It seems that the Australian government’s bias blind policy towards Israel has no boundaries.

West Jerusalem was occupied by the Jewish terrorist groups following the Deir Yasin massacre by the Irgun group on 9 April 1948 and East Jerusalem was occupied on 5 June 1967.

There are many United Nations resolutions acknowledging this fact and calling on Israel to withdraw from the City.

The lack of responsibility and the decadence in Australia’s policy in support of Israel, with all that it represents in terms of occupation, aggression, racism and gross violations of international law and UN resolutions, will obviously not change the reality that Jerusalem is under Israel’s occupation, but all it does is appease the extremist Israeli lobby, inflict big damage to Australia’s national interests, and distort its image in the minds of hundreds of millions of Arabs and peoples around the world.

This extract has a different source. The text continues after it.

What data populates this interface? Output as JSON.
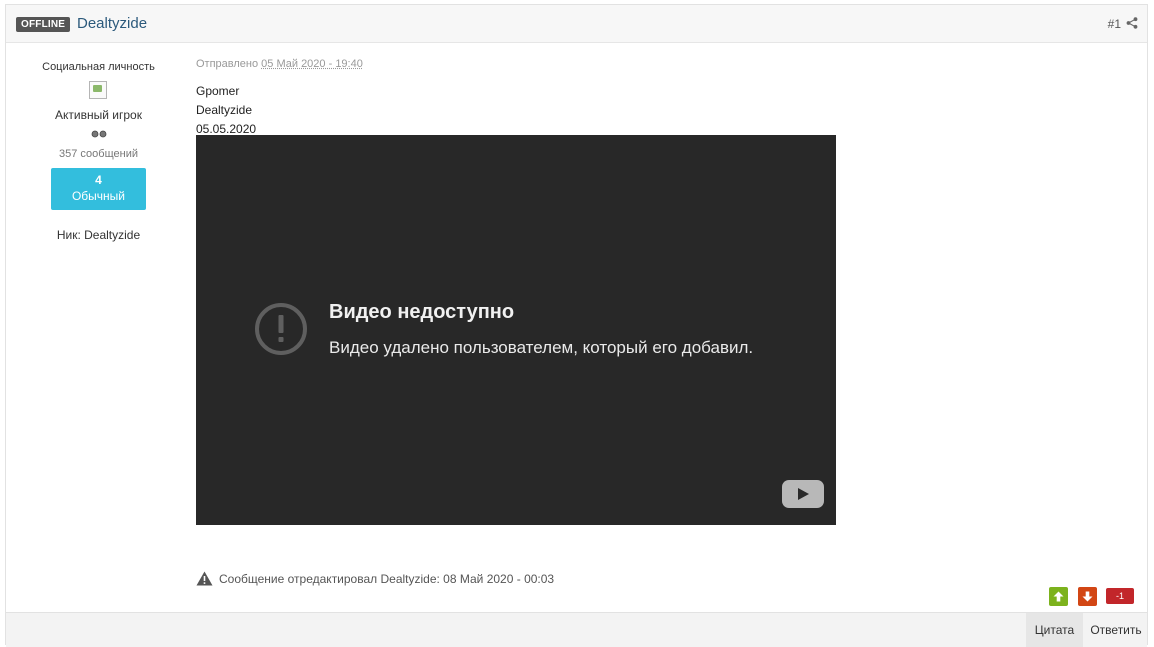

The Australian government’s departure from the international community, international law’s decisions and United Nations resolutions could not be described other than an act reckless to the extreme.

What is Australia’s interest in supporting and encouraging Israel’s occupation and violations?

Yours sincerely,

Ali Kazak, Former Palestinian Ambassador.

Thank you, Mr Kazak for your frank assessment of this decision. As US Secretary of State, John Kerry, has described, Israel risks becoming ‘an apartheid state’ if there is no two-state solution to the Israeli-Palestinian conflict. As I urged earlier this year, it is in Australia’s interests to take a balanced approach on the question of Palestine. It is in Israel’s long-term interests to resolve the conflict.

As a responsible middle power, Australia must hold a clear position on the Middle East peace process that highlights the wrongs of both sides and does not seek to brush any inconveniences under the table for the short-term appeasement of interest groups. For the sake of the peace process, for Palestinians and Israelis, I ask the government to abandon the hastily announced decision last week and issue an apology to the Palestinian people and their supporters.

Link to parliamentary Hansard